To protect yourself, your family members, and your guests from foodborne illness, follow these simple rules:

Prep your food for safety

Wash hands with soap and warm water for 20 seconds, both before and after handling food items. Take special care when handling raw meat.

Keep raw poultry, meat, and eggs away from other foods to avoid cross-contamination.

Thaw and marinate meat, poultry, and seafood in the refrigerator, and not at room temperature.

Clean all surfaces that come into contact with raw meat or poultry – such as cutting boards, utensils, dishes, and countertops – with hot, soapy water or a bleach solution. If outdoors without access to a kitchen, store anything that has come into contact with meat in a separate, sealed bag, and clean items as soon as possible (discard the bag).

Transport food with care

If traveling to a picnic or cookout, store cooked foods, produce, and raw meat and poultry separately, in sealed containers, to avoid cross-contamination during transport.

  • Keep hot foods hot and cold foods cold. Store hot foods in insulated containers, and keep cold foods on ice – or reusable cold packs – in coolers. In particular, mayonnaise-based foods and cut melons need to be kept cold.
  • Car trunks can exceed 150°F, so transport coolers in the passenger area of the car if at all possible.
  • After arriving at your destination, be sure to remove all food from the car. Place coolers in the shade and keep them closed until the contents are needed.

Grill safety 101

Cook meat in one step, rather than cooking partway and finishing later. Bacteria grow more rapidly in partially cooked food.

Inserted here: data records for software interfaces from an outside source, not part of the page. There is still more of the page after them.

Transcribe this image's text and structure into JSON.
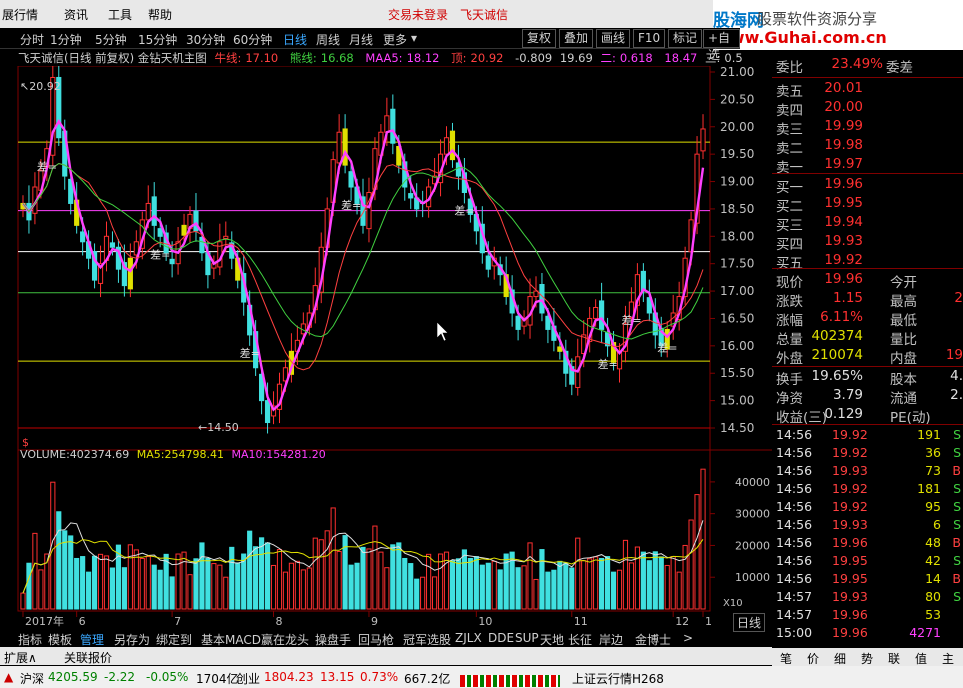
{
  "menubar": {
    "items": [
      "展行情",
      "资讯",
      "工具",
      "帮助"
    ],
    "login": "交易未登录",
    "stock": "飞天诚信",
    "corner_btn": "行"
  },
  "watermark": {
    "brand_cn": "股海网",
    "slogan": "股票软件资源分享",
    "url": "www.Guhai.com.cn"
  },
  "periods": [
    "分时",
    "1分钟",
    "5分钟",
    "15分钟",
    "30分钟",
    "60分钟",
    "日线",
    "周线",
    "月线",
    "更多"
  ],
  "active_period": "日线",
  "tools": [
    "复权",
    "叠加",
    "画线",
    "F10",
    "标记",
    "+自选"
  ],
  "chart_header": {
    "title": "飞天诚信(日线 前复权) 金钻天机主图",
    "n1_label": "牛线:",
    "n1": "17.10",
    "n2_label": "熊线:",
    "n2": "16.68",
    "maa5_label": "MAA5:",
    "maa5": "18.12",
    "top_label": "顶:",
    "top": "20.92",
    "v1": "-0.809",
    "v2": "19.69",
    "er_label": "二:",
    "er": "0.618",
    "v3": "18.47",
    "san_label": "三:",
    "san": "0.5"
  },
  "chart_data": {
    "type": "candlestick",
    "title": "飞天诚信(日线 前复权) 金钻天机主图",
    "ylim": [
      14.5,
      21.0
    ],
    "y_ticks": [
      "21.00",
      "20.50",
      "20.00",
      "19.50",
      "19.00",
      "18.50",
      "18.00",
      "17.50",
      "17.00",
      "16.50",
      "16.00",
      "15.50",
      "15.00",
      "14.50"
    ],
    "x_labels": [
      "2017年",
      "6",
      "7",
      "8",
      "9",
      "10",
      "11",
      "12",
      "1"
    ],
    "high_marker": "20.92",
    "low_marker": "14.50",
    "markers_label": "差=",
    "horizontal_levels": [
      {
        "value": 19.72,
        "color": "#e0e000"
      },
      {
        "value": 18.47,
        "color": "#ff40ff"
      },
      {
        "value": 17.72,
        "color": "#ffffff"
      },
      {
        "value": 16.97,
        "color": "#40c040"
      },
      {
        "value": 15.72,
        "color": "#e0e000"
      },
      {
        "value": 14.5,
        "color": "#c00000"
      }
    ],
    "close_series": [
      18.6,
      18.3,
      18.9,
      19.2,
      19.6,
      20.9,
      19.8,
      19.1,
      18.6,
      18.2,
      17.9,
      17.6,
      17.2,
      17.5,
      18.0,
      17.8,
      17.4,
      17.1,
      17.6,
      17.9,
      18.3,
      18.6,
      18.2,
      18.0,
      17.7,
      17.5,
      17.9,
      18.2,
      18.4,
      18.1,
      17.7,
      17.3,
      17.5,
      17.9,
      18.0,
      17.6,
      17.2,
      16.8,
      16.2,
      15.6,
      15.0,
      14.6,
      14.9,
      15.3,
      15.6,
      15.9,
      16.1,
      16.4,
      16.6,
      17.1,
      17.8,
      18.5,
      19.4,
      19.9,
      19.3,
      18.9,
      18.6,
      18.2,
      18.8,
      19.6,
      19.9,
      20.2,
      19.7,
      19.3,
      18.9,
      18.7,
      18.5,
      18.6,
      18.9,
      19.1,
      19.5,
      19.8,
      19.4,
      19.1,
      18.8,
      18.4,
      18.1,
      17.7,
      17.4,
      17.6,
      17.3,
      16.9,
      16.6,
      16.3,
      16.5,
      16.9,
      17.0,
      16.6,
      16.3,
      16.1,
      15.9,
      15.5,
      15.3,
      15.8,
      16.2,
      16.5,
      16.7,
      16.3,
      16.0,
      15.7,
      15.9,
      16.4,
      16.8,
      17.3,
      17.0,
      16.6,
      16.2,
      16.0,
      16.3,
      16.6,
      16.9,
      17.6,
      18.3,
      19.5,
      19.96
    ],
    "volume_header": {
      "label": "VOLUME:",
      "value": "402374.69",
      "ma5_label": "MA5:",
      "ma5": "254798.41",
      "ma10_label": "MA10:",
      "ma10": "154281.20"
    },
    "volume_ylim": [
      0,
      45000
    ],
    "volume_ticks": [
      "40000",
      "30000",
      "20000",
      "10000"
    ],
    "volume_unit": "X10"
  },
  "right_panel": {
    "weibi_label": "委比",
    "weibi": "23.49%",
    "weicha_label": "委差",
    "sell": [
      {
        "label": "卖五",
        "price": "20.01"
      },
      {
        "label": "卖四",
        "price": "20.00"
      },
      {
        "label": "卖三",
        "price": "19.99"
      },
      {
        "label": "卖二",
        "price": "19.98"
      },
      {
        "label": "卖一",
        "price": "19.97"
      }
    ],
    "buy": [
      {
        "label": "买一",
        "price": "19.96"
      },
      {
        "label": "买二",
        "price": "19.95"
      },
      {
        "label": "买三",
        "price": "19.94"
      },
      {
        "label": "买四",
        "price": "19.93"
      },
      {
        "label": "买五",
        "price": "19.92"
      }
    ],
    "stats": [
      {
        "l": "现价",
        "v": "19.96",
        "l2": "今开",
        "v2": ""
      },
      {
        "l": "涨跌",
        "v": "1.15",
        "l2": "最高",
        "v2": "2"
      },
      {
        "l": "涨幅",
        "v": "6.11%",
        "l2": "最低",
        "v2": ""
      },
      {
        "l": "总量",
        "v": "402374",
        "l2": "量比",
        "v2": ""
      },
      {
        "l": "外盘",
        "v": "210074",
        "l2": "内盘",
        "v2": "19"
      }
    ],
    "stats2": [
      {
        "l": "换手",
        "v": "19.65%",
        "l2": "股本",
        "v2": "4."
      },
      {
        "l": "净资",
        "v": "3.79",
        "l2": "流通",
        "v2": "2."
      },
      {
        "l": "收益(三)",
        "v": "0.129",
        "l2": "PE(动)",
        "v2": ""
      }
    ],
    "ticks": [
      {
        "t": "14:56",
        "p": "19.92",
        "n": "191",
        "d": "S"
      },
      {
        "t": "14:56",
        "p": "19.92",
        "n": "36",
        "d": "S"
      },
      {
        "t": "14:56",
        "p": "19.93",
        "n": "73",
        "d": "B"
      },
      {
        "t": "14:56",
        "p": "19.92",
        "n": "181",
        "d": "S"
      },
      {
        "t": "14:56",
        "p": "19.92",
        "n": "95",
        "d": "S"
      },
      {
        "t": "14:56",
        "p": "19.93",
        "n": "6",
        "d": "S"
      },
      {
        "t": "14:56",
        "p": "19.96",
        "n": "48",
        "d": "B"
      },
      {
        "t": "14:56",
        "p": "19.95",
        "n": "42",
        "d": "S"
      },
      {
        "t": "14:56",
        "p": "19.95",
        "n": "14",
        "d": "B"
      },
      {
        "t": "14:57",
        "p": "19.93",
        "n": "80",
        "d": "S"
      },
      {
        "t": "14:57",
        "p": "19.96",
        "n": "53",
        "d": ""
      },
      {
        "t": "15:00",
        "p": "19.96",
        "n": "4271",
        "d": ""
      }
    ],
    "tabs": [
      "笔",
      "价",
      "细",
      "势",
      "联",
      "值",
      "主"
    ]
  },
  "bottom_tabs": [
    "指标",
    "模板",
    "管理",
    "另存为",
    "绑定到",
    "基本MACD",
    "赢在龙头",
    "操盘手",
    "回马枪",
    "冠军选股",
    "ZJLX",
    "DDE",
    "SUP",
    "天地",
    "长征",
    "岸边",
    "金博士",
    ">"
  ],
  "active_bottom_tab": "管理",
  "period_label_right": "日线",
  "sub_tabs": [
    "扩展∧",
    "关联报价"
  ],
  "status": {
    "sh_label": "沪深",
    "sh": "4205.59",
    "sh_chg": "-2.22",
    "sh_pct": "-0.05%",
    "sh_amt": "1704亿",
    "cy_label": "创业",
    "cy": "1804.23",
    "cy_chg": "13.15",
    "cy_pct": "0.73%",
    "cy_amt": "667.2亿",
    "feed": "上证云行情H268"
  }
}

Thoroughly cook meat to kill any harmful pathogens that may be present. The only way to know that meat or poultry has reached a safe internal temperature is by using a meat thermometer. Remeber the following temperatures to ensure safety:

  • Ground beef, lamb and pork: 160°F
  • Ground poultry: 165°F
  • Hot dogs: 165°F
  • Beef roasts and steaks: 145°F
  • Poultry: 165°F
  • Pork chops, roasts, and tenderloin: 160°F

When removing cooked food from the grill, always use a clean plate. Never put cooked food – or anything else – on a plate or tray that was used to hold raw meat.

Serve safely

  • Wash hands before serving (and grilling, if applicable). If the picnic site does not have hand washing facilities, bring moist towelettes for all guests, in order to decrease the chances that food will be contaminated
  • Serve and eat grilled foods immediately.
  • Keep hot foods at a temperature between 140°F and 165°F until they are served, as harmful bacteria can grow rapidly at temperatures below 140°F.
  • Keep cold foods at 40°F or cooler until serving, as harmful bacteria can multiply quickly above 40°F.
  • Avoid the temptation to display foods on picnic tables and remove them from coolers/warming areas only right before eating.
  • Minimize handling of picnic foods – such as buns, cut watermelon, and sandwich fillings – as much as possible. The more people who touch an item, the higher the risk of contamination.
  • Refrigerate or freeze leftovers immediately. If the temperature is above 90°F, discard all prepared foods that have sat outside for longer than one hour. Regardless of the temperature, prepared foods should never be left at room temperature for longer than two hours.